The shape is known as a bell curve and the distribution of values is called 'normal distribution'.
If a graph has normal distribution, then 68% of the results will be within 1 standard deviation and 95% of results will be within 2 standard deviations:

Standard deviations are a measure of accurate data is; the scattering of data around the mean.

The more centrally (around the mean) scattered they are then the more accurate the data is. If data is really spread out and there is only a small proportion of the data that is near the mean then it will have a large standard deviation, and will not be good data to draw conclusions from.

To work out standard deviation you add together all the deviations and then divide this by the number of values minus one.

To work out a deviation, first find the mean then subtract the it from a value. This answer needs to be squared to eliminate negative numbers. Do this for each value and then add them up. Divide this number by the number of values minus one. Find the square root.

You don't actually need to be able to do this according to the mark scheme, but it would seem wise to learn it.

For example, if I have 1, 2 and 3 and I want to work out the standard deviation I first find the mean
This is done by adding up all the values and dividing by the number of values you have (3):
1+2+3= 6
Next you need to subtract the mean from each value and square the answer:
1-2= -1
-1 squared= 1
2-2= 0
0 squared= 0
3-2= 1
1 squared= 1
Then add together all these answers:
1+0+1= 2
Now divide this by the number of values (3) minus one:
2/2= 0
Now find the square root of this:
the square root of 0= 0
So here one standard deviation is zero.

Variation exists between members of a species.

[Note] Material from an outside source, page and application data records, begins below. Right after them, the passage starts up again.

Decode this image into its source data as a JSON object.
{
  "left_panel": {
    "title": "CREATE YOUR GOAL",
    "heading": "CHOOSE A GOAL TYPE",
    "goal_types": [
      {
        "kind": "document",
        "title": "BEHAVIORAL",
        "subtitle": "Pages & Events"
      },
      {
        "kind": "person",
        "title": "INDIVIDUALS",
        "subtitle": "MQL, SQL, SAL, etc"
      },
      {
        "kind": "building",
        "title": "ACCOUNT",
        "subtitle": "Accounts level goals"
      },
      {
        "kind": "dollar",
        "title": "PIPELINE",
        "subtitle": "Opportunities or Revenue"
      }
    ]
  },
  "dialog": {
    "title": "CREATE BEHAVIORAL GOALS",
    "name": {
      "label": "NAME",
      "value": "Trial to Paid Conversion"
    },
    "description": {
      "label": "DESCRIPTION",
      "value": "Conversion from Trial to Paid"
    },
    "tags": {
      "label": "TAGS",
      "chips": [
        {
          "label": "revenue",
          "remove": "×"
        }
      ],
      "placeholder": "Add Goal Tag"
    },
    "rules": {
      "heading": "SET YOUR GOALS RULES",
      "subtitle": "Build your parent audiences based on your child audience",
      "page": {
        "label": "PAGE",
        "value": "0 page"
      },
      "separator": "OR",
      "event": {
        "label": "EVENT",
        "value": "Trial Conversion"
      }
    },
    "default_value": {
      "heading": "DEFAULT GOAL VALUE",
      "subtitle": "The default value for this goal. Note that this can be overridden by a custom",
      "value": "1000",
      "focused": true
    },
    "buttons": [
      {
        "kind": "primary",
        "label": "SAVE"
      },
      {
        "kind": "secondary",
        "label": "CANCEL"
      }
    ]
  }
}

The need for random sampling, and the importance of chance in contributing to differences between samples.

Members of a species differ from each other (intra-specific variation).

We can use random sampling to analyse these differences.

This involves taking a small number of individuals at random from a population, analysing them, gaining statistics and then making the assumption that these statistics are the same for the whole population.

Normally this is carried out by having a grid of an area and using a random number generator to pick squares in the grid to analyse.

The benefit of random sampling is that there are multiple values put in so you get an average, reducing anomalies and making the result more representative, however because the figure is taken from just a sample, it means that you do not have to attempt to find a figure for every single individual.

Unfortunately there is an element of chance involved meaning that the statistics gained may be inaccurate as a non-representative sample was chosen. However, by increasing the sample size you can decrease the element of chance.